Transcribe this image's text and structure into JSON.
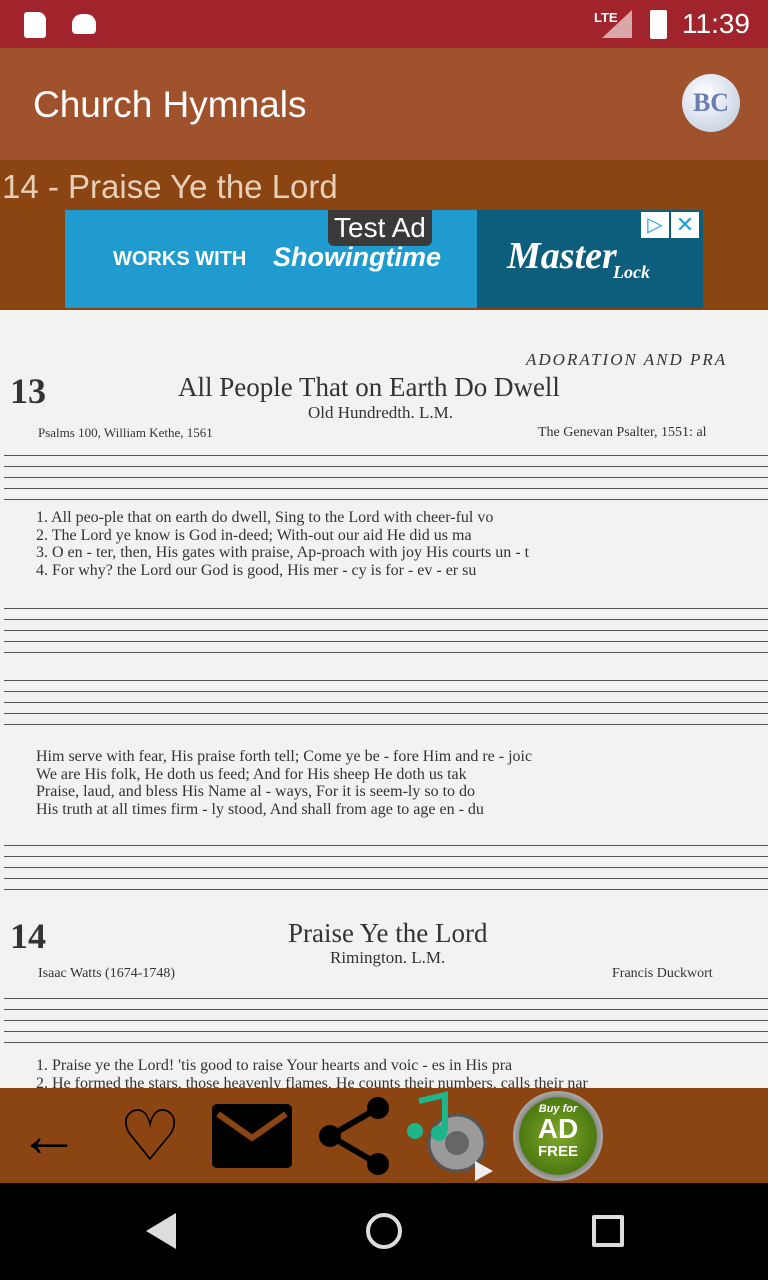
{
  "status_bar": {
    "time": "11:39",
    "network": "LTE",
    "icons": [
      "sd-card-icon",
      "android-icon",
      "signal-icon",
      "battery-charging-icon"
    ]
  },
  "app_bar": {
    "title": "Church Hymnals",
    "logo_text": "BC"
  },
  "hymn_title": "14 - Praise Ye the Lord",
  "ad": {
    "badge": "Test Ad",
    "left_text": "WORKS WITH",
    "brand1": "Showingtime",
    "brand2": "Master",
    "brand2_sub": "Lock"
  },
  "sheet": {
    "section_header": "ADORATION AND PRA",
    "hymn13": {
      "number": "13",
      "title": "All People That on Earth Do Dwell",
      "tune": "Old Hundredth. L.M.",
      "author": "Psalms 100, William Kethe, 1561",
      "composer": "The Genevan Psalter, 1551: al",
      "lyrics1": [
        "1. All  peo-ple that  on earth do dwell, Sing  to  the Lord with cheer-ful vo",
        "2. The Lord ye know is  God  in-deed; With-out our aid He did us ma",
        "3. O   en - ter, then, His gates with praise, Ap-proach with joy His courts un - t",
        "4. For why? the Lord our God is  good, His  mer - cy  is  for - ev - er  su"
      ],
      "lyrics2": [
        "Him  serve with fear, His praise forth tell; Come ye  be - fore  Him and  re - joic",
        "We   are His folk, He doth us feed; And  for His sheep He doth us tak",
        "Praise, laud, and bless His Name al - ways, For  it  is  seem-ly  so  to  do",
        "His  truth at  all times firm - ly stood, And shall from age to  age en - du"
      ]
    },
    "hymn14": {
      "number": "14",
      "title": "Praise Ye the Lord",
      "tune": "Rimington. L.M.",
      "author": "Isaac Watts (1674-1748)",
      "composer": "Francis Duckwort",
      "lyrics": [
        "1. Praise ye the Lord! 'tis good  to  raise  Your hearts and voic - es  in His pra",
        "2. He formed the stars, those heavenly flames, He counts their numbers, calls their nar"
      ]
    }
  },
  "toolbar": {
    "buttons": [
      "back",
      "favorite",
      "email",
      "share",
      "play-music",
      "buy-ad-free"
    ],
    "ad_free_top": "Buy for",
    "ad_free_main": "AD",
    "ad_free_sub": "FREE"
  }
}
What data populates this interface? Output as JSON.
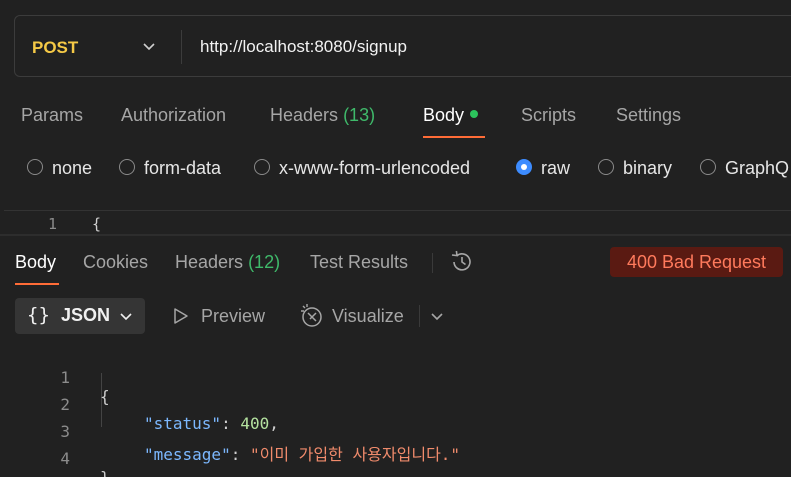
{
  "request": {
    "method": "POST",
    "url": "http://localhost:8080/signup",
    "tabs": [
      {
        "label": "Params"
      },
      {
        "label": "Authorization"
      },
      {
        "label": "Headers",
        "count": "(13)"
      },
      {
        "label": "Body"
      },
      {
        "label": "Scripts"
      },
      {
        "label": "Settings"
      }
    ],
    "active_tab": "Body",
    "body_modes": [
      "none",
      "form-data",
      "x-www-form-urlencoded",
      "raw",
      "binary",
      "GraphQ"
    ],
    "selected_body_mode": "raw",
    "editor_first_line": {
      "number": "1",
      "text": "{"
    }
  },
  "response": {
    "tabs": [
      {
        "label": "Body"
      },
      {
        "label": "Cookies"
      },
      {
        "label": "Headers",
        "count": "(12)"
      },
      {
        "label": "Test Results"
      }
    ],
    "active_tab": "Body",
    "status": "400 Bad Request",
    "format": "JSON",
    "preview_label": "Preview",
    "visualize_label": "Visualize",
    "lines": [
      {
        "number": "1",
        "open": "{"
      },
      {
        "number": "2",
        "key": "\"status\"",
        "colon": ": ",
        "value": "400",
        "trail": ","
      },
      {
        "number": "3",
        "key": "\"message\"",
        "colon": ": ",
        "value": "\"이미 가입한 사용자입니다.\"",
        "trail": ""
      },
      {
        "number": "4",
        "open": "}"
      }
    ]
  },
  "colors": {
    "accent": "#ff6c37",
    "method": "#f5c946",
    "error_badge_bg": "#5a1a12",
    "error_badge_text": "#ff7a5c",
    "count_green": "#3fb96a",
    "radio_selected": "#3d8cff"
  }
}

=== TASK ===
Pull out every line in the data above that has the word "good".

=== ANSWER SECTION ===
        "4. For why? the Lord our God is  good, His  mer - cy  is  for - ev - er  su"
        "1. Praise ye the Lord! 'tis good  to  raise  Your hearts and voic - es  in His pra",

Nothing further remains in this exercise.